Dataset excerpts

|---|

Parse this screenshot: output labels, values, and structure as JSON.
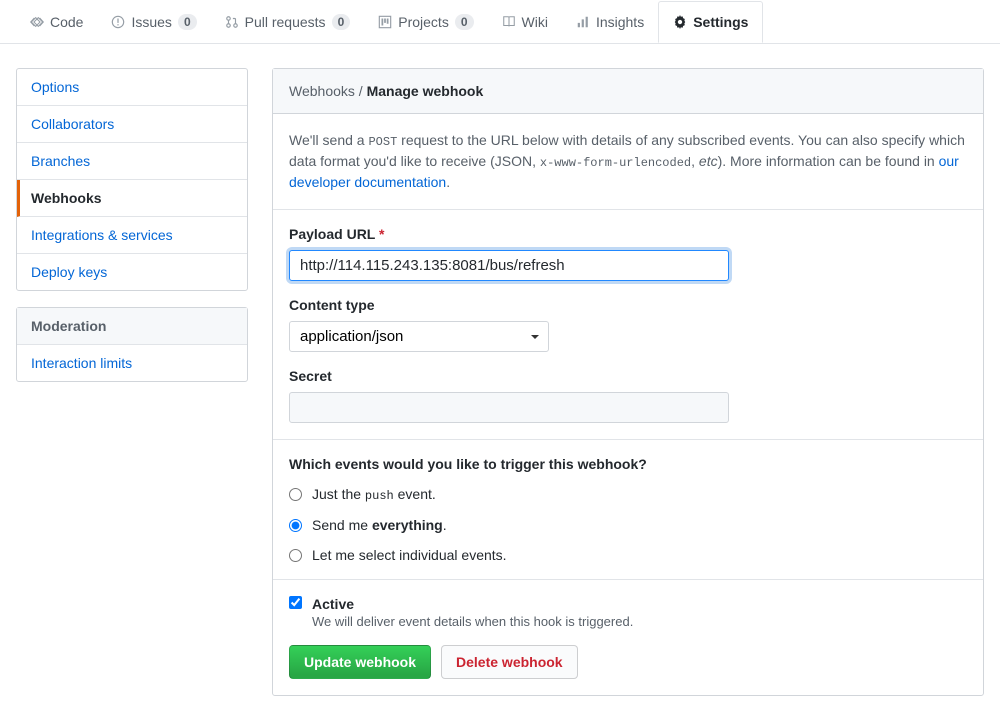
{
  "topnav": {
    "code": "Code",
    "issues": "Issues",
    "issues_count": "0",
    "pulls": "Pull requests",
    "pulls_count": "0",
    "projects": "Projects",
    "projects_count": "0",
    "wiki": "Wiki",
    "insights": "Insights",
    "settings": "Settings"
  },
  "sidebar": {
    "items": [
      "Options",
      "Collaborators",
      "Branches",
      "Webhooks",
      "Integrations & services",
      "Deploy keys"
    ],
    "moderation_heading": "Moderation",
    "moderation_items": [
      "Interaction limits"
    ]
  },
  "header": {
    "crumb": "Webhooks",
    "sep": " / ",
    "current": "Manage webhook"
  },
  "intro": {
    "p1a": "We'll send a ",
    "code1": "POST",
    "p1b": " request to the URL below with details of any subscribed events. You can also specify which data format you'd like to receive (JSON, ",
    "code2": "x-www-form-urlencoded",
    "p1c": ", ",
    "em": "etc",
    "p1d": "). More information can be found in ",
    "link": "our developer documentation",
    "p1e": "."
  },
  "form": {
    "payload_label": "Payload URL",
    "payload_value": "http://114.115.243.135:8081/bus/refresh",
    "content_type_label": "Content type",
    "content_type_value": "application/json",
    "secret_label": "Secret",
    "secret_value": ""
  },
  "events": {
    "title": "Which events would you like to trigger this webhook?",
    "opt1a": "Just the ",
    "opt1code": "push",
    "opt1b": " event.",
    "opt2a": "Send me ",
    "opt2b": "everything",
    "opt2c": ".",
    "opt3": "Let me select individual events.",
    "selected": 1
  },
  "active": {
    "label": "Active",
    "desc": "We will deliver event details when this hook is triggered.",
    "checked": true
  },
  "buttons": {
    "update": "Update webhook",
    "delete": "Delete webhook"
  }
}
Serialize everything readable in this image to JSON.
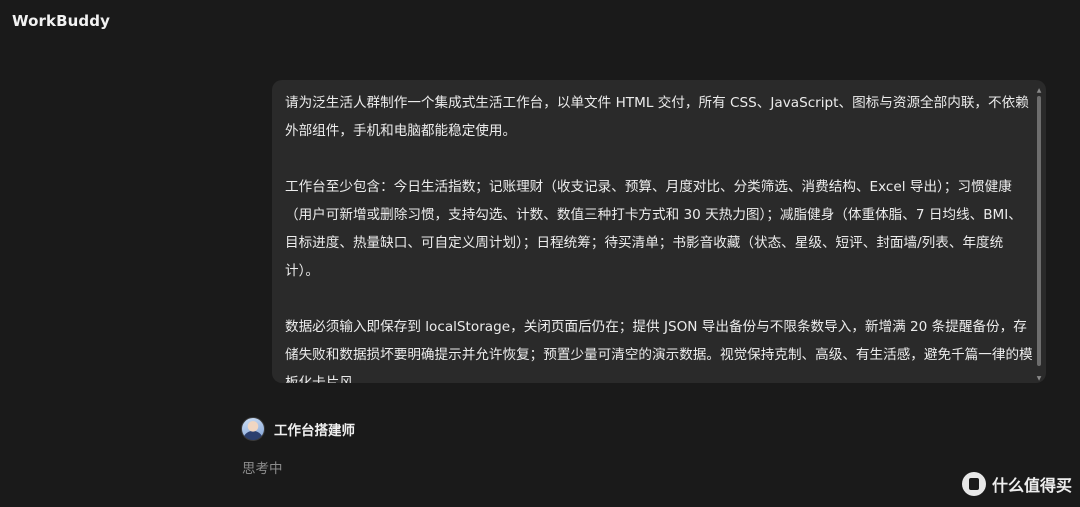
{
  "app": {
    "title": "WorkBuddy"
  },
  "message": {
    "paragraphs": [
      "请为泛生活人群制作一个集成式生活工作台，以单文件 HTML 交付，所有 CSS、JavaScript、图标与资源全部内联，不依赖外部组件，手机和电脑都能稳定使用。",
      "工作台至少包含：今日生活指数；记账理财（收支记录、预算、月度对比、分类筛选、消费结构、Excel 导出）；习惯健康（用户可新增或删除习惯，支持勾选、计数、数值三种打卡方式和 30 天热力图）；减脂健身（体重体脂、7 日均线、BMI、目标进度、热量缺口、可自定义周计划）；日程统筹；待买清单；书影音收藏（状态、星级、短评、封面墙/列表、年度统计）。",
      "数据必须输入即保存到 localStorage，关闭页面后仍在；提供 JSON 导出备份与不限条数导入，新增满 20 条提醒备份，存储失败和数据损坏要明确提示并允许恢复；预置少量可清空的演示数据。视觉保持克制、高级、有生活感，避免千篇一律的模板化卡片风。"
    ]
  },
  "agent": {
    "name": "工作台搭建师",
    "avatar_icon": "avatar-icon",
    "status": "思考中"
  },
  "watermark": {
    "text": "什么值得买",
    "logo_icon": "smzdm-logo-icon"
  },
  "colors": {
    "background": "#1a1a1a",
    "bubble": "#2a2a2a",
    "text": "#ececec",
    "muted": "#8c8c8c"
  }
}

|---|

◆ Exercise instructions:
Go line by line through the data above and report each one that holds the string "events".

◆ Written response:
    "p1b": " request to the URL below with details of any subscribed events. You can also specify which data format you'd like to receive (JSON, ",
  "events": {
    "title": "Which events would you like to trigger this webhook?",
    "opt3": "Let me select individual events.",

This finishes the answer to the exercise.